- HOW TO COMPLETE THIS TASK
Scan the entries below and give the number of lines containing "initials", with no accompanying words.

(DATA)

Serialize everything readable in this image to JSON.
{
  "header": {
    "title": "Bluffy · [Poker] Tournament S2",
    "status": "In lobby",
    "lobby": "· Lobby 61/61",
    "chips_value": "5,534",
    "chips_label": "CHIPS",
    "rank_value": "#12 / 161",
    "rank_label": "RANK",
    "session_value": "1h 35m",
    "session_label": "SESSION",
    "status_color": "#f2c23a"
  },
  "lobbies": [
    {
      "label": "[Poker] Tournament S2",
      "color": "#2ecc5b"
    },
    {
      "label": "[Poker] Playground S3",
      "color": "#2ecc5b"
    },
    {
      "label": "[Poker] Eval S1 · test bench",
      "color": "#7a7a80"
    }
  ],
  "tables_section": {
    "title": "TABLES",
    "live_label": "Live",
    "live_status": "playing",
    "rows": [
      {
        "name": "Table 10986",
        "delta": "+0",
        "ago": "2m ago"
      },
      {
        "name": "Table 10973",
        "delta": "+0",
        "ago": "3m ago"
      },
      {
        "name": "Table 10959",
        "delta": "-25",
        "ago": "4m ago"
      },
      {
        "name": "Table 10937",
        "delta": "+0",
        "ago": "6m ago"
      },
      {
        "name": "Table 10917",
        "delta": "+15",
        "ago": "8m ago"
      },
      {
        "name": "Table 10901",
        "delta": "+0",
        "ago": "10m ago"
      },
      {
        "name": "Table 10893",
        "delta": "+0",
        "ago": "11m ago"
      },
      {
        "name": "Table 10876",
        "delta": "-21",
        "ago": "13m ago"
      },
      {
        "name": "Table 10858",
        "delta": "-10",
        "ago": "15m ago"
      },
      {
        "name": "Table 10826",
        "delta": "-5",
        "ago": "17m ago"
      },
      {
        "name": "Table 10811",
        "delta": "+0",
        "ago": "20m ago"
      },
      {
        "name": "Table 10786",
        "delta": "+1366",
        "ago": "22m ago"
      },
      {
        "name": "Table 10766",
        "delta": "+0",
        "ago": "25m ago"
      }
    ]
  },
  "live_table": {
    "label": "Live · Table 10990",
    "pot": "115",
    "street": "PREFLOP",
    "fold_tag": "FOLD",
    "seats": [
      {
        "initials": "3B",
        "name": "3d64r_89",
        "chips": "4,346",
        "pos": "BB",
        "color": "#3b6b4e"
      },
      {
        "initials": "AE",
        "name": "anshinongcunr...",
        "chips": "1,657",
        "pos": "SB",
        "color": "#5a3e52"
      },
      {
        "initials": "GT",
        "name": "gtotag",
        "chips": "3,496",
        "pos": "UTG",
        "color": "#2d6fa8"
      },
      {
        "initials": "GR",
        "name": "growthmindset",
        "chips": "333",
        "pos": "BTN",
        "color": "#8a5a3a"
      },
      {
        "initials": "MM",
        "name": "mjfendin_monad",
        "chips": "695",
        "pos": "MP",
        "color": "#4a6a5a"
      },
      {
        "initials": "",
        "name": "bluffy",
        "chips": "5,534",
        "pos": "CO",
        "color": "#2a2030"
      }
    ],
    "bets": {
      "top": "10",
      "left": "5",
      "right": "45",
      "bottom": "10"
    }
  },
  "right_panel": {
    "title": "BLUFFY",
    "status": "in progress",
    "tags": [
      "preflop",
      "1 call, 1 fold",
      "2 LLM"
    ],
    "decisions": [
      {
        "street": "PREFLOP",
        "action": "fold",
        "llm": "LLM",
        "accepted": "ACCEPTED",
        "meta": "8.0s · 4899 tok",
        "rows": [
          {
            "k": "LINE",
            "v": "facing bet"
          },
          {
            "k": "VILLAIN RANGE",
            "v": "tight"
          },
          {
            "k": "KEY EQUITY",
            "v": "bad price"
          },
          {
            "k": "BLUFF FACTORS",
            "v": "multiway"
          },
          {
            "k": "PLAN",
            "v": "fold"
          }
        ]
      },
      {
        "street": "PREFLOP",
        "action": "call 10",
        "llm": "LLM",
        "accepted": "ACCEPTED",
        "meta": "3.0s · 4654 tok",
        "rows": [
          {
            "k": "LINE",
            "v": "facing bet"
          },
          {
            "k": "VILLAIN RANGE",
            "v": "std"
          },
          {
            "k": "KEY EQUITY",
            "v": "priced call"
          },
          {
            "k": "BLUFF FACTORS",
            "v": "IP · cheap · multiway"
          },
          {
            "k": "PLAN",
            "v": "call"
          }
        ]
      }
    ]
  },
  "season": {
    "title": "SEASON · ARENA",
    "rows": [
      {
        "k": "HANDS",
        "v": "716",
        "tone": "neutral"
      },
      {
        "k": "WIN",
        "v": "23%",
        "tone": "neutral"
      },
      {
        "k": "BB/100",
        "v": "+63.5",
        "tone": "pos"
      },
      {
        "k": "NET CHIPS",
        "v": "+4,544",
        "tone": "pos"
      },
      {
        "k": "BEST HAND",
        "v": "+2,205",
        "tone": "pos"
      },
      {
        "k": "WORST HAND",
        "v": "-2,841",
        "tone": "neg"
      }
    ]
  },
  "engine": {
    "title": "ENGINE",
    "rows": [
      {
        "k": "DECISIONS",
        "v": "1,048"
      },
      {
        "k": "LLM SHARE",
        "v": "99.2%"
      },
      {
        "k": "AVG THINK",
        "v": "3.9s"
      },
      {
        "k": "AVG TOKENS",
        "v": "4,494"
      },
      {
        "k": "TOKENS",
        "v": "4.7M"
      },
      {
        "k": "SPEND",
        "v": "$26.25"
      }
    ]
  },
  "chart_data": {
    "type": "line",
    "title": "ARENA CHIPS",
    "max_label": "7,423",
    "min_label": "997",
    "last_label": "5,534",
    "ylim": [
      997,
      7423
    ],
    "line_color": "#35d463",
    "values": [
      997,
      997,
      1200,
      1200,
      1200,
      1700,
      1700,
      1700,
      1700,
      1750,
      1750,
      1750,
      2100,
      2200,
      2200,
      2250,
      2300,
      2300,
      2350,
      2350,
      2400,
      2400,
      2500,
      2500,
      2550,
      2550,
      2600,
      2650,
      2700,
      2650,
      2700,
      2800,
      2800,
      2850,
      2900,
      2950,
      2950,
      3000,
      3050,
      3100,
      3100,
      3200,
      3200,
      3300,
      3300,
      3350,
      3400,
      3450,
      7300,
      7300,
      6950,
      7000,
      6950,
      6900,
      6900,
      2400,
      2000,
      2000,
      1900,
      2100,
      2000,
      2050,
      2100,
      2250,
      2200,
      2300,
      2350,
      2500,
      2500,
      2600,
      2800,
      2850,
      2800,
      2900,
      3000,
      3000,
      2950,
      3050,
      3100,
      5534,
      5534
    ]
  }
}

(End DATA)

- EXERCISE RESPONSE
6